▶ _Aim of the task_: Each entry needs to be reproduced exactly as it is.

▶ _Material for this task_:
----
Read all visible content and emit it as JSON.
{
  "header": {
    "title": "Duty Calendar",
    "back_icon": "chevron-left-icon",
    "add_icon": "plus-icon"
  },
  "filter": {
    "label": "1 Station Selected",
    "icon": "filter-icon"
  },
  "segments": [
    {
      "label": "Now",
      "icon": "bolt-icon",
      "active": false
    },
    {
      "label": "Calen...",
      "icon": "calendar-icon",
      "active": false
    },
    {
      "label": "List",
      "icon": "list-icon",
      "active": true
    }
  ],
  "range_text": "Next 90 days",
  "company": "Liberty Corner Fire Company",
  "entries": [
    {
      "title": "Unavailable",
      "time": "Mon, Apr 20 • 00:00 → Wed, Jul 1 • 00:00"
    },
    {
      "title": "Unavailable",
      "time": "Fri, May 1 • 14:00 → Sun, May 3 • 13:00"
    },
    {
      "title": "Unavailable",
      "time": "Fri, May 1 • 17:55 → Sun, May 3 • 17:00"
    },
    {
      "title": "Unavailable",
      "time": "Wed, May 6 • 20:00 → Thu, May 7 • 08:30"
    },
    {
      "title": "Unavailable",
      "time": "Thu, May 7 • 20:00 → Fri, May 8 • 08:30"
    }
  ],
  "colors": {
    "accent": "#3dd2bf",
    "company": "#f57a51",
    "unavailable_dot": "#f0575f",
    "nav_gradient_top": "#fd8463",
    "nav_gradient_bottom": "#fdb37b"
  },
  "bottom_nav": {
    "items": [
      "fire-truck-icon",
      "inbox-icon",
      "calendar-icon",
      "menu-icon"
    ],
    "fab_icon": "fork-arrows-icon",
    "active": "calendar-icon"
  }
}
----
▶ _Task output_:
Read all visible content and emit it as JSON.
{
  "header": {
    "title": "Duty Calendar",
    "back_icon": "chevron-left-icon",
    "add_icon": "plus-icon"
  },
  "filter": {
    "label": "1 Station Selected",
    "icon": "filter-icon"
  },
  "segments": [
    {
      "label": "Now",
      "icon": "bolt-icon",
      "active": false
    },
    {
      "label": "Calen...",
      "icon": "calendar-icon",
      "active": false
    },
    {
      "label": "List",
      "icon": "list-icon",
      "active": true
    }
  ],
  "range_text": "Next 90 days",
  "company": "Liberty Corner Fire Company",
  "entries": [
    {
      "title": "Unavailable",
      "time": "Mon, Apr 20 • 00:00 → Wed, Jul 1 • 00:00"
    },
    {
      "title": "Unavailable",
      "time": "Fri, May 1 • 14:00 → Sun, May 3 • 13:00"
    },
    {
      "title": "Unavailable",
      "time": "Fri, May 1 • 17:55 → Sun, May 3 • 17:00"
    },
    {
      "title": "Unavailable",
      "time": "Wed, May 6 • 20:00 → Thu, May 7 • 08:30"
    },
    {
      "title": "Unavailable",
      "time": "Thu, May 7 • 20:00 → Fri, May 8 • 08:30"
    }
  ],
  "colors": {
    "accent": "#3dd2bf",
    "company": "#f57a51",
    "unavailable_dot": "#f0575f",
    "nav_gradient_top": "#fd8463",
    "nav_gradient_bottom": "#fdb37b"
  },
  "bottom_nav": {
    "items": [
      "fire-truck-icon",
      "inbox-icon",
      "calendar-icon",
      "menu-icon"
    ],
    "fab_icon": "fork-arrows-icon",
    "active": "calendar-icon"
  }
}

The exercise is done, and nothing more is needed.